The ancestors of the bearers of the Winslay family name are thought have lived in ancient Anglo-Saxon England
. They were first found in Buckinghamshire
. The family name Winslay is derived from the Old English personal name Wine,
and the Old English word hlaw,
and means that the original bearer of the name lived near a hill owned by someone name Wine.CITATION[CLOSE]
Mills, A.D., Dictionary of English Place-Names. Oxford: Oxford University Press, 1991. Print. (ISBN 0-19-869156-4)
Early Origins of the Winslay family
The surname Winslay was first found in Buckinghamshire
, at Winslow, today a market-town and parish, and the head of a union, in the hundred
of Cottesloe with a population today of about 4,500. The town dates back to 795, when it was listed as Wineshlauu as land given by King Offa to the Abbey of St. Alban's. Years later in the Domesday Book
, it was listed as Weneslai, land held by the Bishop of Lisieux and at that time was in the Murley Hundred
and the manor there belonged to the Church of St. Alban. CITATION[CLOSE]
Williams, Dr Ann. And G.H. Martin, Eds., Domesday Book A Complete Translation. London: Penguin, 1992. Print. (ISBN 0-141-00523-8)
Apart from being the source of this distinguished family's heritage, the market-town and parish of Winslow was well known in he 1800s for another reason which would be quite out of place today. "The white poppy was so successfully grown here, in 1821, as to produce 60lb. of opium, worth at least £75, from four acres, and 143lb. in the next year from eleven acres; for which, on both occasions, the prize of 30 guineas was awarded by the Society for the Encouragement of Arts, Manufactures, and Commerce." CITATION[CLOSE]
Lewis, Samuel, A Topographical Dictionary of England. Institute of Historical Research, 1848, Print.
Early History of the Winslay family
This web page shows only a small excerpt of our Winslay research.Another 87 words (6 lines of text) covering the years 1663, 1595, 1655, 1633, 1636 and 1644 are included under the topic Early Winslay History in all our PDF Extended History products and printed products wherever possible.

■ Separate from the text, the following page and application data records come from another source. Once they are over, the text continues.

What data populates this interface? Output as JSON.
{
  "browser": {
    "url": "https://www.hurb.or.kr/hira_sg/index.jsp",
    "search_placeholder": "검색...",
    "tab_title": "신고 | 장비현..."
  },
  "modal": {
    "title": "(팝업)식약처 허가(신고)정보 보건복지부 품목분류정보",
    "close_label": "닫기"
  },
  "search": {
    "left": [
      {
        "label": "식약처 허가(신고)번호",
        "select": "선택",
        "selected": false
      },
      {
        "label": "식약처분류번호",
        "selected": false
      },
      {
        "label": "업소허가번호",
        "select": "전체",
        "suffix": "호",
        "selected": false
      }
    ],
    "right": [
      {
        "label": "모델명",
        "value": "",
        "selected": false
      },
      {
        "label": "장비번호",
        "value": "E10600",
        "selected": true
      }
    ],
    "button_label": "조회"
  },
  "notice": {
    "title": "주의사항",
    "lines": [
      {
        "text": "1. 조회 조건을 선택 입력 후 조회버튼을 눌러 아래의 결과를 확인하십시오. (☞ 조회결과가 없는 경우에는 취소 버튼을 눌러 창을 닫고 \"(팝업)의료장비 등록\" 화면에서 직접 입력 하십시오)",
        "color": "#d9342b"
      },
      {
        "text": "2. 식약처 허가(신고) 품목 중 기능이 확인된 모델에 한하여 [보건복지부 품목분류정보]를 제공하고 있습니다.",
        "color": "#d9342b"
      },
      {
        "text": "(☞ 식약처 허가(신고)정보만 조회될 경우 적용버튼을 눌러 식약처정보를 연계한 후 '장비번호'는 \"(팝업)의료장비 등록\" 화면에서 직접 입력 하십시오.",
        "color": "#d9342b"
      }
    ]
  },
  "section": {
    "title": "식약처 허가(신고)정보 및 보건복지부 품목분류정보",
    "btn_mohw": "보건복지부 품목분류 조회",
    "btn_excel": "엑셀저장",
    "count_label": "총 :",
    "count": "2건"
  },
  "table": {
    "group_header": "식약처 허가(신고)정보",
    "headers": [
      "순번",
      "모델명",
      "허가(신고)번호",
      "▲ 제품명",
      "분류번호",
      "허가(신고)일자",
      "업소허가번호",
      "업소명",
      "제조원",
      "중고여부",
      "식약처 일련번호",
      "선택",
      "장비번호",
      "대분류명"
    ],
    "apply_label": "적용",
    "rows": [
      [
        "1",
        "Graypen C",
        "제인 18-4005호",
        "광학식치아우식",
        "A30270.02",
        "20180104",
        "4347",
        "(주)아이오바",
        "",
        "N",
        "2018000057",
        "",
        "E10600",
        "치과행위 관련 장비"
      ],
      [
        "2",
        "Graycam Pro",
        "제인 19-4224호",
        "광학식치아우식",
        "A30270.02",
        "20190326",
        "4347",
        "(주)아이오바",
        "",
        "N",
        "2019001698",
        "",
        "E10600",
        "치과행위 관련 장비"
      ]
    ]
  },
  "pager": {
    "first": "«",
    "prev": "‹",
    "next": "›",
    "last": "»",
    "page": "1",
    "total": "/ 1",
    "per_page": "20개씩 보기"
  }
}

Winslay Spelling Variations
Until quite recently, the English language has lacked a definite system of spelling rules. Consequently, Anglo-Saxon
surnames are characterized by a multitude of spelling variations
. Changes in Anglo-Saxon
names were influenced by the evolution of the English language, as it incorporated elements of French, Latin, and other languages. Although Medieval scribes and church officials recorded names as they sounded, so it is common to find one person referred to by several different spellings of his surname, even the most literate people varied the spelling of their own names. Variations of the name Winslay include Winslow, Winselow, Winsloe and others.
Early Notables of the Winslay family (pre 1700)
Another 37 words (3 lines of text) are included under the topic Early Winslay Notables in all our PDF Extended History products and printed products wherever possible.
Migration of the Winslay family to the New World and Oceana
Searching for a better life, many English families migrated to British colonies. Unfortunately, the majority of them traveled under extremely harsh conditions: overcrowding on the ships caused the majority of the immigrants to arrive diseased, famished, and destitute from the long journey across the ocean. For those families that arrived safely, modest prosperity was attainable, and many went on to make invaluable contributions to the development of the cultures of the new colonies. Research into the origins of individual families in North America revealed records of the immigration of a number of people bearing the name Winslay or a variant listed above: Sarah Winsloe who settled in Virginia in 1685; Edward Winslow who settled in Hingham Massachusetts in 1633; Edward Winslow settled in Maine in 1622; Gilbert Winslow settled in Plymouth Massachusetts in 1620.
Winslay Family Crest Products
- ^ Mills, A.D., Dictionary of English Place-Names. Oxford: Oxford University Press, 1991. Print. (ISBN 0-19-869156-4)
- ^ Williams, Dr Ann. And G.H. Martin, Eds., Domesday Book A Complete Translation. London: Penguin, 1992. Print. (ISBN 0-141-00523-8)
- ^ Lewis, Samuel, A Topographical Dictionary of England. Institute of Historical Research, 1848, Print.